That said, it is quite interesting that some profit-based approaches nevertheless struggle to emulate a community-based business model that is over 175 years old; we should thank work-team theorists for bringing the work co-operative formula back in the spotlight of 21st century management and for arousing a new interest in the true co-operative approach.
© Tous droits réservés / All rights reserved, La coopérative de traduction COTRAD, Aylmer (QC), Canada, July 24, 2002. Copyright of the version of these articles that appeared in ‘The Voice’ in July and December of 2002 is shared with TTIG.
Co-ops tend to generate a higher level of motivation among members than a traditional corporation does. It also nicely smoothes out the pitfalls of independent work.
Four or five members with common and/or complementary interests is all it takes to start; virtually no startup money is required, only the usual dictionaries, software and computers. All members work from home, are linked through e-mail, or fax, or phone. They meet perhaps every three weeks in a chat forum, on an intranet site, or in person to resolve management issues or organize special production projects. Members revise each other’s work without fear of reprisals and at lower cost; as to the business side, all members look for, receive a commission on, and can accept work in all specialties that all members have. Add an administrative assistant to the group if you have some start-up money, and you’re on your way. Bonne route!
COTRAD’s payment guidelines
The company keeps 15 percent of all jobs as the “co-op’s earnings,” to pay its overhead, the administrative assistant, the accountant, its Internet connections, and its phone lines; to guarantee the members’ and the general public’s preferred shares; to defend a member’s work if necessary; and to provide for the members’ common fund, called the Co-operative Advantage Fund.
The project manager and/or finder share 12 percent of the paid amount. It is important to keep in mind that the finder or project manager for a particular job is usually a fellow member. Thus, this money is effectively redistributed among members (another way to reduce cannibalism and inequity).
If a translation is sent to the client after spot-checking, the translator gets approximately 73 percent of the fee. Should a translation need full revision, the translator would be paid only 50 percent. Although 23 percent is subtracted from the honoraria in the latter case, it helps a fellow member make a living and saves professional embarrassment in the process.
Add to these honoraria the 5 percent or so from the Co-operative Advantage Fund that the language professional can use for professional development workshops, collective insurance premiums, or for other work-related advantages, and the pay system is complete.
For more information
www.magma.ca/~cotrad, for more on the COTRAD Translation Cooperative.
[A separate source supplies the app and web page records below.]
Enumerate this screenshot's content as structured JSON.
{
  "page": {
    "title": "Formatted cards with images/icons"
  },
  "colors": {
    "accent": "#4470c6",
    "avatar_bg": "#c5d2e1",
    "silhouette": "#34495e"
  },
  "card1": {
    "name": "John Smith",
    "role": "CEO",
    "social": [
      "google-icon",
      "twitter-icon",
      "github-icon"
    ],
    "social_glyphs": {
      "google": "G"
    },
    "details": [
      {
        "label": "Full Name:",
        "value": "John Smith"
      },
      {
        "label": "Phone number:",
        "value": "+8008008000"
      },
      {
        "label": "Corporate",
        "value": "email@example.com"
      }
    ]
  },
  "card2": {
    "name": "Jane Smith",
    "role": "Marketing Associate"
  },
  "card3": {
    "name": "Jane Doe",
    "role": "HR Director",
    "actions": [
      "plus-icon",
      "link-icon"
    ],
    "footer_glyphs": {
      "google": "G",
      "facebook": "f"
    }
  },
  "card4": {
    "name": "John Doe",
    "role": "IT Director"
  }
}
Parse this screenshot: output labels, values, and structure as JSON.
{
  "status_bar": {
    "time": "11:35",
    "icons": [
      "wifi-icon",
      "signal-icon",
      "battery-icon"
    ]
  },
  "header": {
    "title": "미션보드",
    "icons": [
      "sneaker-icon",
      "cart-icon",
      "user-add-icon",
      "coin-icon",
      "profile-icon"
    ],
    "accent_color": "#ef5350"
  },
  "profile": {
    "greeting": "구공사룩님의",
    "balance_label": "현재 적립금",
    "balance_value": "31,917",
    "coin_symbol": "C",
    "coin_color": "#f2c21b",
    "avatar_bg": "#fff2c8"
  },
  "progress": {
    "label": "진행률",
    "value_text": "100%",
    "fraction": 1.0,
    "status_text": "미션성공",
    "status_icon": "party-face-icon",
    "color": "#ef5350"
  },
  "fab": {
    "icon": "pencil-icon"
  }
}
www.ica.coop, the International Cooperative Alliance. You will find on this site numerous internal and external links on a variety of coop-related subjects. Reading ICA’s « Declaration of Cooperative Principles » is a must. Among other functions, the ICA has the mandate of representing the world’s co-ops at the UN.
www.ncba.coop, the National Cooperative Business Association in the US.
www.coopca.com, the Canadian Co-operative Association.
www.orion.qc.ca, a Canadian Counselling and Research Co-operative
You may also want to search the Web for “icagroups” (International Cooperative Alliance Groups); “cooperatives US;”“workers’co-ops”US; etc.; the USDA for its section devoted to cooperative businesses; and various American universities for their Co-op Management Programs—their sites often have links to successful American cooperatives or co-op resource groups.